[Given records]
Start of Block

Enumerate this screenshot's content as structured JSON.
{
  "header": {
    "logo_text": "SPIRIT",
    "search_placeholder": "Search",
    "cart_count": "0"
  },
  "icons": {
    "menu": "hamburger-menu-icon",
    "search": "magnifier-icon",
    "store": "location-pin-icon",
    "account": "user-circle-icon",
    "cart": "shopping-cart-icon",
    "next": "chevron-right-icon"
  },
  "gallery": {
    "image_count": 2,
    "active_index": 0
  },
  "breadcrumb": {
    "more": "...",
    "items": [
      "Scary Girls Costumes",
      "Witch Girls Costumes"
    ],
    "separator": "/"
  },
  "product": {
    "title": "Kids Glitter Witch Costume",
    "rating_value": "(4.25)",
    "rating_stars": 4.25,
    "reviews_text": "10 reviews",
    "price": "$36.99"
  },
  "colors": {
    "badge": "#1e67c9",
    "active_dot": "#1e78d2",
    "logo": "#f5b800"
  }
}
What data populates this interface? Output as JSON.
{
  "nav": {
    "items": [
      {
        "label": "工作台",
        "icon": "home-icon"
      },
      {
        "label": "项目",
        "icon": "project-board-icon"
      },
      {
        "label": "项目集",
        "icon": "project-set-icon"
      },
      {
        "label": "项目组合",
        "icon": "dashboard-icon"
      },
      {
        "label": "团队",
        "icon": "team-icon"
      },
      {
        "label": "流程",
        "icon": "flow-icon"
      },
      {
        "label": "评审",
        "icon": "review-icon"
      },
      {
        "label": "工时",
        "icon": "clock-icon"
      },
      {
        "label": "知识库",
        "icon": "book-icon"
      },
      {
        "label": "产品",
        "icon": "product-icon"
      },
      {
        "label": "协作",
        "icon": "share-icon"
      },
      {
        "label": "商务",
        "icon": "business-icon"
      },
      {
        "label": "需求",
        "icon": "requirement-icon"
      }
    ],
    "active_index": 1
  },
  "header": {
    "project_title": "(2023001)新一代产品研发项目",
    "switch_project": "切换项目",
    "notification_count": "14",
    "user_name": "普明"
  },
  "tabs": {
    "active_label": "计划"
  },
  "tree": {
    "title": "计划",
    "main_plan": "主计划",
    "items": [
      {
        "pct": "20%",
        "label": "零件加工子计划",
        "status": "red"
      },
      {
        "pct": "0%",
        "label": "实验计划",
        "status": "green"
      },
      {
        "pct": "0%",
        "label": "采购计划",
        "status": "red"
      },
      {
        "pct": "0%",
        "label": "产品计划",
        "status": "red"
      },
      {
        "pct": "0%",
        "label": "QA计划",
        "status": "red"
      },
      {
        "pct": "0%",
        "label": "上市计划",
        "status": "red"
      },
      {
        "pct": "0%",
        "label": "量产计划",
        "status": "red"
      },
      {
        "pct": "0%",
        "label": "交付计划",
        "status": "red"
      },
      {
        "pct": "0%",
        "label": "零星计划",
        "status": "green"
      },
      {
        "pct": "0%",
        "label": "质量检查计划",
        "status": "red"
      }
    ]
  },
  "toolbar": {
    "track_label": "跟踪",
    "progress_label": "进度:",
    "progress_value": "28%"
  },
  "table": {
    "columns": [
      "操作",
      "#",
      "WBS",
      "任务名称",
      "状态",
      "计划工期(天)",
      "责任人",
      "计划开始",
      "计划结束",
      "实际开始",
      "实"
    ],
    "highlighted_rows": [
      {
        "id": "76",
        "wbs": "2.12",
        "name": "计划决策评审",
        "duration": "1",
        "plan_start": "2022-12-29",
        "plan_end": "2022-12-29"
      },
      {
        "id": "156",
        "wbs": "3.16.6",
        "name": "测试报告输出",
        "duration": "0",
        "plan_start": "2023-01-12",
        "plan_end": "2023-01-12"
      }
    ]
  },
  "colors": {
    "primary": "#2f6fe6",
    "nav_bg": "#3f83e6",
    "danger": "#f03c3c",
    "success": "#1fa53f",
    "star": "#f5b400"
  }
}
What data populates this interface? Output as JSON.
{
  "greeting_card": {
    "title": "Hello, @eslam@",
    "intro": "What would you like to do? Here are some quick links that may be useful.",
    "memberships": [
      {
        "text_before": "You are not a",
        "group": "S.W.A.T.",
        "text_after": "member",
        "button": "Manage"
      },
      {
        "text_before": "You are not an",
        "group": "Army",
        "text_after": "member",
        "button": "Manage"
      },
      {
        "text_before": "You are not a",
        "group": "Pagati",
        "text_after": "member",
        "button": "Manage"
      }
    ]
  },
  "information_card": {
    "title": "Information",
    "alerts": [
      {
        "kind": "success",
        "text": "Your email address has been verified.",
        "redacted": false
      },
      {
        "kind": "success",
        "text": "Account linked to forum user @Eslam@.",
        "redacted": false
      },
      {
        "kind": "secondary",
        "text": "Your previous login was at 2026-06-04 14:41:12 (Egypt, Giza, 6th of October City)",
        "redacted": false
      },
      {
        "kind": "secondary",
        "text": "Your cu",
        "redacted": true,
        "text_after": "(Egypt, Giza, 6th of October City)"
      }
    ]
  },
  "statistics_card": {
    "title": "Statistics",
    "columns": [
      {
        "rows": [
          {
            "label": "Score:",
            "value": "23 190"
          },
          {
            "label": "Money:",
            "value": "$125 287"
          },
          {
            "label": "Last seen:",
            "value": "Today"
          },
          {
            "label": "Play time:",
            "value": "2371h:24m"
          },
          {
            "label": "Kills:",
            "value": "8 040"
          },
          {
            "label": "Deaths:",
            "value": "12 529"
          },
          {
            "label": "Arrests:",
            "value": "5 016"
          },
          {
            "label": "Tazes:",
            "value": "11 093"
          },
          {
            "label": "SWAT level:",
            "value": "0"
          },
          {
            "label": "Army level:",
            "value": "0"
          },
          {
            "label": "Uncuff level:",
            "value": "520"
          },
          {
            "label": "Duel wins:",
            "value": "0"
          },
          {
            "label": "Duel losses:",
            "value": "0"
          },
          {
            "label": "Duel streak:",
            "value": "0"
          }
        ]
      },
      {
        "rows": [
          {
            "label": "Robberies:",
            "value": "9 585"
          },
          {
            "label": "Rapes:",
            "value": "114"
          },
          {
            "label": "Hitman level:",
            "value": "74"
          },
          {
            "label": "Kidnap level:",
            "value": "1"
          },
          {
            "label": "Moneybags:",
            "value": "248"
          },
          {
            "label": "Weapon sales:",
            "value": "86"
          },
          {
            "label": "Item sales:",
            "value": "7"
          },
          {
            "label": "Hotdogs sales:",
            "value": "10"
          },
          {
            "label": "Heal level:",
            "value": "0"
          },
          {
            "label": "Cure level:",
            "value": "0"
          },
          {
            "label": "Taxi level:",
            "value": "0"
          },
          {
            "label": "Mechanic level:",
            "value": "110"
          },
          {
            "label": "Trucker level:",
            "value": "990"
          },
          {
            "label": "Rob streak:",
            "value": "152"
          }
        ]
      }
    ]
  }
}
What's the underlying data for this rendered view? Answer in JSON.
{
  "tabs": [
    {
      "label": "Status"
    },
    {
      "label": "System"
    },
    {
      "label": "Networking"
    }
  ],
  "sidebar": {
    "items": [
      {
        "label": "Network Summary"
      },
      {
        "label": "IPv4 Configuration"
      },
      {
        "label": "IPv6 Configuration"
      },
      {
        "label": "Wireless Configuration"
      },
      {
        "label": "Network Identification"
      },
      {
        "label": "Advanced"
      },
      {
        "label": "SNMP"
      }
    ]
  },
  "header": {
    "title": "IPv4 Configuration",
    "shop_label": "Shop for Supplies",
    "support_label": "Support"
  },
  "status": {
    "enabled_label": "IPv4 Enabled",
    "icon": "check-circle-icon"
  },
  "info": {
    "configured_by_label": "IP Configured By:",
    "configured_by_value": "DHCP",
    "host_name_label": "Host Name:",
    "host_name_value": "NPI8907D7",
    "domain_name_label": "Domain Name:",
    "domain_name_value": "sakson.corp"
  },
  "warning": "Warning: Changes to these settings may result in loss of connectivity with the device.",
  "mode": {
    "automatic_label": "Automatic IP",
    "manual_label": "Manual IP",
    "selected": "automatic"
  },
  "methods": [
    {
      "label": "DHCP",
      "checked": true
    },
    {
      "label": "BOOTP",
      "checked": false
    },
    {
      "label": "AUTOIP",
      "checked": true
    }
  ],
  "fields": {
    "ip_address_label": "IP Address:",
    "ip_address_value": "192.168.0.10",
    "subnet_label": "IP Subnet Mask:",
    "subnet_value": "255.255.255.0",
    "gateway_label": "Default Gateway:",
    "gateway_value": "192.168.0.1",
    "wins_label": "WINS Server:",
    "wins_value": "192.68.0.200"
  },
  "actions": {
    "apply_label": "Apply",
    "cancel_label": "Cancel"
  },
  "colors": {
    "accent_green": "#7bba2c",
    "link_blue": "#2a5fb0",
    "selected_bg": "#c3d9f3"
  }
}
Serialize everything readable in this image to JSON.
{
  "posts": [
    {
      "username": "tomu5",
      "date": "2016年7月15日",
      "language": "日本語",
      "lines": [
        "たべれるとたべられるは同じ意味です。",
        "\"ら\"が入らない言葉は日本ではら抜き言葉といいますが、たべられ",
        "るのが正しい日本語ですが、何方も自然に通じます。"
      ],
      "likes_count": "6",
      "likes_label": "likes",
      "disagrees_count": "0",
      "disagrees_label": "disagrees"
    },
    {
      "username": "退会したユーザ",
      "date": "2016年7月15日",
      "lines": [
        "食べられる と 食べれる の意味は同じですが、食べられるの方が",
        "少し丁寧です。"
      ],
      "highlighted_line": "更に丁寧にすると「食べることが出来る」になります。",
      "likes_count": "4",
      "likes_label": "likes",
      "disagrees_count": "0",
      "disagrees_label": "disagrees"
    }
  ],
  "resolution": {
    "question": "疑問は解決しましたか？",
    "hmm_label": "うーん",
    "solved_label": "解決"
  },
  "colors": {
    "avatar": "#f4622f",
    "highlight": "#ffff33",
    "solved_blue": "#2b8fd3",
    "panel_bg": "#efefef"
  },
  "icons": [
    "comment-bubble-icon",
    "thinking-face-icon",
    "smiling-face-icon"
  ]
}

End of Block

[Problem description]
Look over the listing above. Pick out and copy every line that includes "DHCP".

[Response area]
    "configured_by_value": "DHCP",
      "label": "DHCP",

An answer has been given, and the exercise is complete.